The Millennial mindset is made up of a series of generalizations that have become norms. When you dive a little deeper into the analysis of this audience, you start to notice that beyond these generalizations, there are audience traits that make up several smaller audience segments. Each segment is unique and consists of members that come from all walks (and demographic cohorts) of life.
While an audience analysis using tools like Facebook Custom Audiences and Audience Insights will help you learn more about the interests and behaviors that define your smaller audience pockets, the following list outlines the characteristics that make up the Millennial mindset:
- Millennials are tech savvy. Younger Millennials are digital natives. They matured as consumers as connectivity became available for social media, the web, and mobile. Members of older generations that fit the Millennial persona have adopted new media and modern technology as an integral part of their research and buying processes. While they may still rely on some traditional media types, such as print or television, new media plays a central role in their decision-making.
- Millennials live on mobile. This statement holds true across virtually any age bracket. Mobile has become such a central part of everyday life that all consumers, from young Millennials to Baby Boomers with even a remote Millennial mindset, will use the platform to connect with brands and communicate with the world.

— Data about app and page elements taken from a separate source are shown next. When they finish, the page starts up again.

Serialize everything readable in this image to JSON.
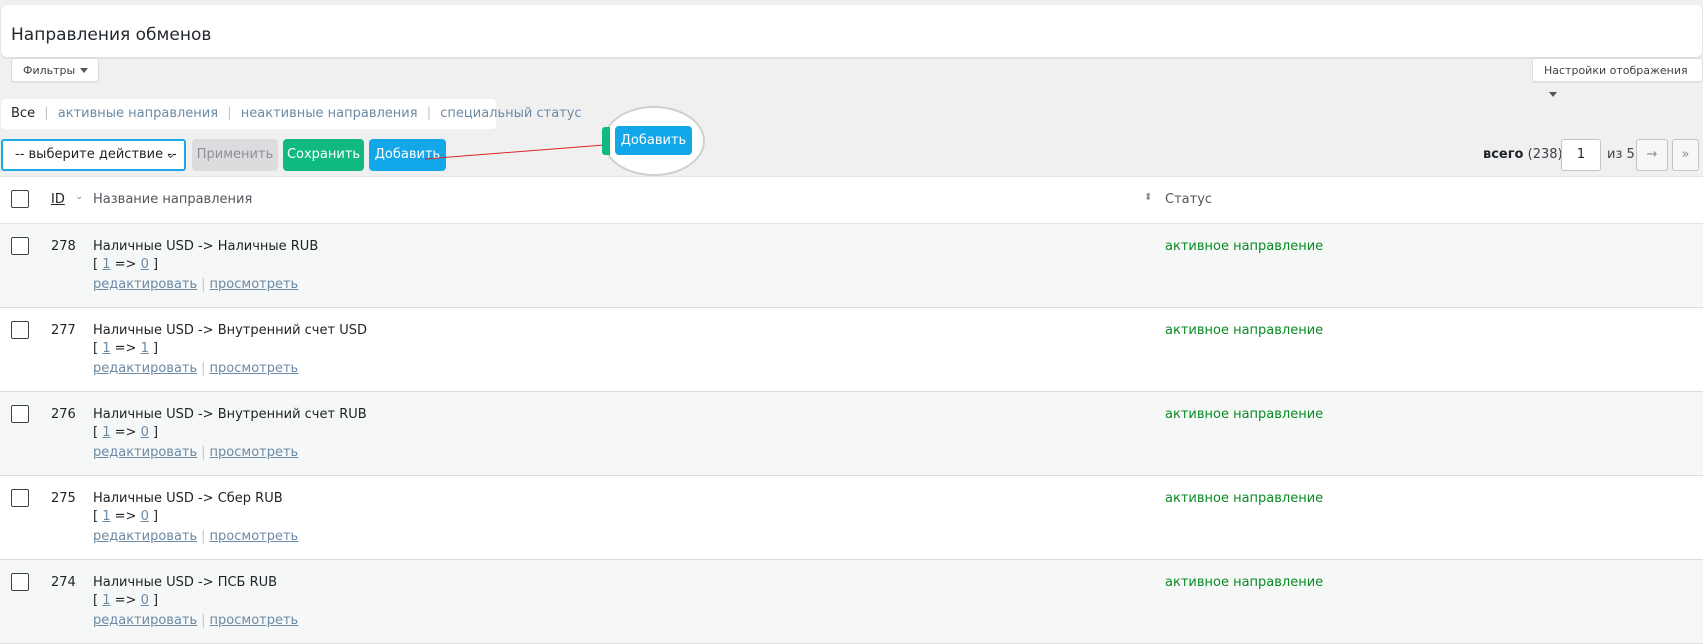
{
  "page": {
    "title": "Направления обменов"
  },
  "toolbar": {
    "filters_label": "Фильтры",
    "display_settings_label": "Настройки отображения"
  },
  "views": {
    "all": "Все",
    "active": "активные направления",
    "inactive": "неактивные направления",
    "special": "специальный статус",
    "separator": "|"
  },
  "bulk": {
    "select_placeholder": "-- выберите действие --",
    "apply_label": "Применить",
    "save_label": "Сохранить",
    "add_label": "Добавить",
    "add_zoom_label": "Добавить"
  },
  "pagination": {
    "total_label": "всего",
    "total_count": "(238)",
    "current_page": "1",
    "of_label": "из 5",
    "next_symbol": "→",
    "last_symbol": "»"
  },
  "table": {
    "col_id": "ID",
    "col_name": "Название направления",
    "col_status": "Статус",
    "action_edit": "редактировать",
    "action_view": "просмотреть",
    "rows": [
      {
        "id": "278",
        "name": "Наличные USD -> Наличные RUB",
        "from": "1",
        "to": "0",
        "status": "активное направление"
      },
      {
        "id": "277",
        "name": "Наличные USD -> Внутренний счет USD",
        "from": "1",
        "to": "1",
        "status": "активное направление"
      },
      {
        "id": "276",
        "name": "Наличные USD -> Внутренний счет RUB",
        "from": "1",
        "to": "0",
        "status": "активное направление"
      },
      {
        "id": "275",
        "name": "Наличные USD -> Сбер RUB",
        "from": "1",
        "to": "0",
        "status": "активное направление"
      },
      {
        "id": "274",
        "name": "Наличные USD -> ПСБ RUB",
        "from": "1",
        "to": "0",
        "status": "активное направление"
      }
    ]
  },
  "colors": {
    "accent_blue": "#12a7e8",
    "accent_green": "#0fb97f",
    "status_green": "#0a8a23"
  }
}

- Millennials are savvy users of information. Consumers share brand experiences, expert reviews, and insights. Brands push an endless amount of information to all viable media. Millennials, being the tech savvy bunch that they are, sift through this information and arrive at your organization's doorstep either literally or online with plenty of information at hand and even a few conclusions drawn. Don't underestimate them.

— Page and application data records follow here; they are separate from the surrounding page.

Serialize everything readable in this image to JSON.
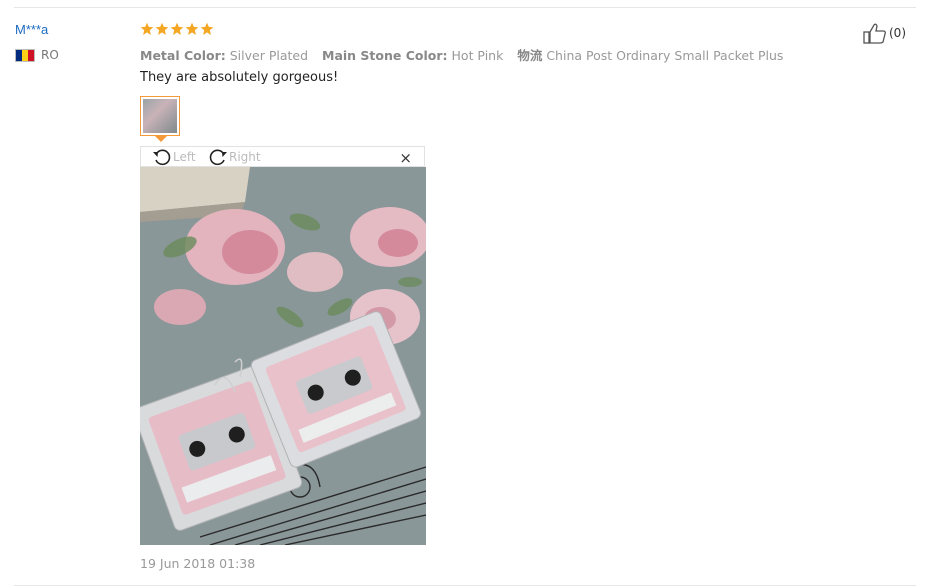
{
  "reviewer": {
    "name": "M***a",
    "country": "RO",
    "flag_colors": [
      "#002b7f",
      "#fcd116",
      "#ce1126"
    ]
  },
  "rating": {
    "stars": 5,
    "max": 5,
    "color": "#f5a623"
  },
  "attributes": [
    {
      "label": "Metal Color:",
      "value": "Silver Plated"
    },
    {
      "label": "Main Stone Color:",
      "value": "Hot Pink"
    },
    {
      "label": "物流",
      "value": "China Post Ordinary Small Packet Plus"
    }
  ],
  "review_text": "They are absolutely gorgeous!",
  "image_viewer": {
    "rotate_left_label": "Left",
    "rotate_right_label": "Right",
    "close_glyph": "×",
    "photo_alt": "Review photo"
  },
  "date": "19 Jun 2018 01:38",
  "helpful": {
    "count": "(0)",
    "icon": "thumbs-up-icon"
  }
}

- Millennials value utility. For a long time, consumers were willing to pay a higher price for an expensive name brand they perceived to be of high quality. This is not the case with Millennials. They're in search of utility that comes in several forms. A Millennial's willingness to pay a higher price depends on a brand's relationship with the consumer and its general audience. They weigh the company's values and associated causes (such as a charity or social initiative) and, of course, the quality and durability of the product or service.